*WHAT IS EXPECTED*: Print the records below exactly, leaving out nothing.

Data records for software interfaces
Start of Block

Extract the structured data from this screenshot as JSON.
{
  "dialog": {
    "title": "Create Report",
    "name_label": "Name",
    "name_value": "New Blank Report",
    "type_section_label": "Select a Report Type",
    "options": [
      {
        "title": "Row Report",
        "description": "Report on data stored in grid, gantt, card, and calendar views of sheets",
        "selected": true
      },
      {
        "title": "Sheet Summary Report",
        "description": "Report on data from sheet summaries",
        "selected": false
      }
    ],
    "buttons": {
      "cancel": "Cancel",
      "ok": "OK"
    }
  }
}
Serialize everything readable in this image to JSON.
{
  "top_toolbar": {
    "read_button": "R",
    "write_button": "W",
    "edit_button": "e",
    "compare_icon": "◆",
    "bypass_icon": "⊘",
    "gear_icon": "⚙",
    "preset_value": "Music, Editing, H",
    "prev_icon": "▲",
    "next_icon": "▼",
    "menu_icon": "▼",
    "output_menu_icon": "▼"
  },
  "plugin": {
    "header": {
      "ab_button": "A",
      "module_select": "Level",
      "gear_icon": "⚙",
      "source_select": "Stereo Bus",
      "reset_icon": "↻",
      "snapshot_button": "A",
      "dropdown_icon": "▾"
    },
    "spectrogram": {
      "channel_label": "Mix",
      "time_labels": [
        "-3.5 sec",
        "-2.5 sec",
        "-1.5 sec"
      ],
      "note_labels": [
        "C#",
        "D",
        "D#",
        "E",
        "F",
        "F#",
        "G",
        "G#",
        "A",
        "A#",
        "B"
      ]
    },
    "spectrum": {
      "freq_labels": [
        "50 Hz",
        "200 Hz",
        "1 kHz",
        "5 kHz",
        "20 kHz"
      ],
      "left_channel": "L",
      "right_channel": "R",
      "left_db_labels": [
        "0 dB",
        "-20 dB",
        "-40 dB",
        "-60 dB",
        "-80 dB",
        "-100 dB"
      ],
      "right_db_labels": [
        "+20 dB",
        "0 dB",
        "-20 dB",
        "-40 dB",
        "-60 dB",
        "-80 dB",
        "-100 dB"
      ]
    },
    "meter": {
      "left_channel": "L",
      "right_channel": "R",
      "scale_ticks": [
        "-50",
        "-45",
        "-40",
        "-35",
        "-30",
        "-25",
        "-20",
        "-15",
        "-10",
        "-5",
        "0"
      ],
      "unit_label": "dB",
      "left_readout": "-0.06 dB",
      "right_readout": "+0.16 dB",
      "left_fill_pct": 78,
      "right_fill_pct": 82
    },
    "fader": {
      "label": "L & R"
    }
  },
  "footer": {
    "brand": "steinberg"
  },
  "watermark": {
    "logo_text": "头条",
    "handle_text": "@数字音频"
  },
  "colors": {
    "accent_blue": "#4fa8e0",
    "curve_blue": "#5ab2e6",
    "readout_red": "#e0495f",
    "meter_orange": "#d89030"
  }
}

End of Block

*SOLUTION*:
Extract the structured data from this screenshot as JSON.
{
  "dialog": {
    "title": "Create Report",
    "name_label": "Name",
    "name_value": "New Blank Report",
    "type_section_label": "Select a Report Type",
    "options": [
      {
        "title": "Row Report",
        "description": "Report on data stored in grid, gantt, card, and calendar views of sheets",
        "selected": true
      },
      {
        "title": "Sheet Summary Report",
        "description": "Report on data from sheet summaries",
        "selected": false
      }
    ],
    "buttons": {
      "cancel": "Cancel",
      "ok": "OK"
    }
  }
}
Serialize everything readable in this image to JSON.
{
  "top_toolbar": {
    "read_button": "R",
    "write_button": "W",
    "edit_button": "e",
    "compare_icon": "◆",
    "bypass_icon": "⊘",
    "gear_icon": "⚙",
    "preset_value": "Music, Editing, H",
    "prev_icon": "▲",
    "next_icon": "▼",
    "menu_icon": "▼",
    "output_menu_icon": "▼"
  },
  "plugin": {
    "header": {
      "ab_button": "A",
      "module_select": "Level",
      "gear_icon": "⚙",
      "source_select": "Stereo Bus",
      "reset_icon": "↻",
      "snapshot_button": "A",
      "dropdown_icon": "▾"
    },
    "spectrogram": {
      "channel_label": "Mix",
      "time_labels": [
        "-3.5 sec",
        "-2.5 sec",
        "-1.5 sec"
      ],
      "note_labels": [
        "C#",
        "D",
        "D#",
        "E",
        "F",
        "F#",
        "G",
        "G#",
        "A",
        "A#",
        "B"
      ]
    },
    "spectrum": {
      "freq_labels": [
        "50 Hz",
        "200 Hz",
        "1 kHz",
        "5 kHz",
        "20 kHz"
      ],
      "left_channel": "L",
      "right_channel": "R",
      "left_db_labels": [
        "0 dB",
        "-20 dB",
        "-40 dB",
        "-60 dB",
        "-80 dB",
        "-100 dB"
      ],
      "right_db_labels": [
        "+20 dB",
        "0 dB",
        "-20 dB",
        "-40 dB",
        "-60 dB",
        "-80 dB",
        "-100 dB"
      ]
    },
    "meter": {
      "left_channel": "L",
      "right_channel": "R",
      "scale_ticks": [
        "-50",
        "-45",
        "-40",
        "-35",
        "-30",
        "-25",
        "-20",
        "-15",
        "-10",
        "-5",
        "0"
      ],
      "unit_label": "dB",
      "left_readout": "-0.06 dB",
      "right_readout": "+0.16 dB",
      "left_fill_pct": 78,
      "right_fill_pct": 82
    },
    "fader": {
      "label": "L & R"
    }
  },
  "footer": {
    "brand": "steinberg"
  },
  "watermark": {
    "logo_text": "头条",
    "handle_text": "@数字音频"
  },
  "colors": {
    "accent_blue": "#4fa8e0",
    "curve_blue": "#5ab2e6",
    "readout_red": "#e0495f",
    "meter_orange": "#d89030"
  }
}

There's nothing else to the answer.